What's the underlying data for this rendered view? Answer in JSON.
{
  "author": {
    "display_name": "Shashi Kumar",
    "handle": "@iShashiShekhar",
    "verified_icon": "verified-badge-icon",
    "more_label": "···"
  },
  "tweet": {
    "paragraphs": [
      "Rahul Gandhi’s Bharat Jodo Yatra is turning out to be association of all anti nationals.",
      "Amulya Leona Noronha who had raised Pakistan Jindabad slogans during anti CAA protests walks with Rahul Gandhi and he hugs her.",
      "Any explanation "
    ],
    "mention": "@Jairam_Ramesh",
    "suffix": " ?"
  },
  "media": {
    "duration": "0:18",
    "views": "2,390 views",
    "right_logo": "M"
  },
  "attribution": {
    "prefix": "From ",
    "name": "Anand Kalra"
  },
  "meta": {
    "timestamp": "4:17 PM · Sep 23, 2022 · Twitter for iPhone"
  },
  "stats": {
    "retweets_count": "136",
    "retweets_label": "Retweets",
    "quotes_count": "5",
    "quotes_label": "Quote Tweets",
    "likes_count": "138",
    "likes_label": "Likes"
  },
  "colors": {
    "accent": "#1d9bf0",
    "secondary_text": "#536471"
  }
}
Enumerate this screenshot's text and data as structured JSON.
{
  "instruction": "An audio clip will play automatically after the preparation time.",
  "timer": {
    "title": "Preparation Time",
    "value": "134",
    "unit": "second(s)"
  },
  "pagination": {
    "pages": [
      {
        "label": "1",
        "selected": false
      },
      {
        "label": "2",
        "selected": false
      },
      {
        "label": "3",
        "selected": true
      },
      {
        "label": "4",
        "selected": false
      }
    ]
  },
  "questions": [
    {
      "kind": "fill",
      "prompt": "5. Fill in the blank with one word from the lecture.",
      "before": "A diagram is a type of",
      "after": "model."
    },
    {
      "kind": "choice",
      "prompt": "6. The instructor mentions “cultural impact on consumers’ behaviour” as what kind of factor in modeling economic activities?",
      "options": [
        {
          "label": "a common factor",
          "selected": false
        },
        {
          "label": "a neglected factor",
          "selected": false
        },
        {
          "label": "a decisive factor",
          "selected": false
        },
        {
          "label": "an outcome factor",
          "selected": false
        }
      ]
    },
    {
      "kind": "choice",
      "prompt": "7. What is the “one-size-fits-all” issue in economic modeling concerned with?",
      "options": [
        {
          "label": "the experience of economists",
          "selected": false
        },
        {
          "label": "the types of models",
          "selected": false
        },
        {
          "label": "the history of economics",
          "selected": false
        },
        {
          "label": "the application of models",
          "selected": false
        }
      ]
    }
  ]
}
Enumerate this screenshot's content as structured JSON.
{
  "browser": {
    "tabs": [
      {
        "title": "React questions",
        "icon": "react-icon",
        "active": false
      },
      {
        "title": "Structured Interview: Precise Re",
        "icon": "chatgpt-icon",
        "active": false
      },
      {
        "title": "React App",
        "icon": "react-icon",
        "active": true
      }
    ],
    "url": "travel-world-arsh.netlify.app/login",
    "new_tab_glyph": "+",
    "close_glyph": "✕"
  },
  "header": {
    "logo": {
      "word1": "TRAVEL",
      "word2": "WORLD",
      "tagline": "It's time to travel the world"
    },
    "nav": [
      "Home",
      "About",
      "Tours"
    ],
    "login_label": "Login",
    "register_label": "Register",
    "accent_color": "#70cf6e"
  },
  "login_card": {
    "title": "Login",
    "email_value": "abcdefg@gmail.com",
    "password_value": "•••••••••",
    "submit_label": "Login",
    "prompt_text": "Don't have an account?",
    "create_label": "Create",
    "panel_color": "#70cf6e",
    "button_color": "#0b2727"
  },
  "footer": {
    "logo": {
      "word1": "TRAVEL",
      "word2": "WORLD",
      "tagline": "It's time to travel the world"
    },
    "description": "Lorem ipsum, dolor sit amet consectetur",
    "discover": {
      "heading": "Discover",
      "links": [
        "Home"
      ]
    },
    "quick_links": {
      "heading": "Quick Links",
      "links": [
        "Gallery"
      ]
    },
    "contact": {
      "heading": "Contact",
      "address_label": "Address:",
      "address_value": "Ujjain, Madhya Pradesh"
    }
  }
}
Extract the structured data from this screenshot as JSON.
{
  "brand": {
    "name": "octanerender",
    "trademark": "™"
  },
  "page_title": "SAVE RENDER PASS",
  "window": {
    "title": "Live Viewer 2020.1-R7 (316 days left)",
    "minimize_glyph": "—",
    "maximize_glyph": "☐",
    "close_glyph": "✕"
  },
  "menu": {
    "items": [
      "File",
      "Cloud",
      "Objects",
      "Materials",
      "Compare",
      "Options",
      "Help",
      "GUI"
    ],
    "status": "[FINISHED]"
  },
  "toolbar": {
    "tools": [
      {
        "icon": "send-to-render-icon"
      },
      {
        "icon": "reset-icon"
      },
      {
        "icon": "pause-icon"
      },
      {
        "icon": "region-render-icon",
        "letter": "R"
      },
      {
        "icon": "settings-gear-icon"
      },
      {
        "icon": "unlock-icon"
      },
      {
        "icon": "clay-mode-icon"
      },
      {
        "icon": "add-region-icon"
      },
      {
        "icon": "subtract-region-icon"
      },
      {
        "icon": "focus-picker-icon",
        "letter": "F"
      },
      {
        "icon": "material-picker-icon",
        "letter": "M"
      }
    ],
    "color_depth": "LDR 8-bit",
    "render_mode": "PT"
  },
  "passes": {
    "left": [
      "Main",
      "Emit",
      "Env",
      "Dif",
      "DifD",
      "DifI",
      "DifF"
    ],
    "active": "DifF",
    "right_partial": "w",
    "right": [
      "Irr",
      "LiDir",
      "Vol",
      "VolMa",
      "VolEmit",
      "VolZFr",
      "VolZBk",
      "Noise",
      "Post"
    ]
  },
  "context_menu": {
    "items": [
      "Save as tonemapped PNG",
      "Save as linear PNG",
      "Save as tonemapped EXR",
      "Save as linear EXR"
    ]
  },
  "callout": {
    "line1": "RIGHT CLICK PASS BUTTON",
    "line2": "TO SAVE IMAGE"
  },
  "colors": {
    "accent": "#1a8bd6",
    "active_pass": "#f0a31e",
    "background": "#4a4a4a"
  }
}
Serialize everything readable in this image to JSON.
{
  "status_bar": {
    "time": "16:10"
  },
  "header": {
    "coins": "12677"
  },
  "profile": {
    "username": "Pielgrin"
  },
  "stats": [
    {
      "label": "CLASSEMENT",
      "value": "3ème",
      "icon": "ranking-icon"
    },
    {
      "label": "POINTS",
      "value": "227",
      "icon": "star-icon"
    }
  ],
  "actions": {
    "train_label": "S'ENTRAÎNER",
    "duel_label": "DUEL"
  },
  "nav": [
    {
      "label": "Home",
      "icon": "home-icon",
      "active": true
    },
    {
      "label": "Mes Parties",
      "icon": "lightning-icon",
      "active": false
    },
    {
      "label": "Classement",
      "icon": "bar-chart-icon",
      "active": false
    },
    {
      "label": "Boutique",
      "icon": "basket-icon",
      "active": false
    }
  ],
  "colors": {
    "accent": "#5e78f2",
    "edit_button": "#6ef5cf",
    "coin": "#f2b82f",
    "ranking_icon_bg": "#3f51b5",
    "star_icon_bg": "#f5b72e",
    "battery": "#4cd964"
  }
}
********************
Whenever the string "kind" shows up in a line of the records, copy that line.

[RESULT OF THIS EXERCISE]:
      "kind": "fill",
      "kind": "choice",
      "prompt": "6. The instructor mentions “cultural impact on consumers’ behaviour” as what kind of factor in modeling economic activities?",
      "kind": "choice",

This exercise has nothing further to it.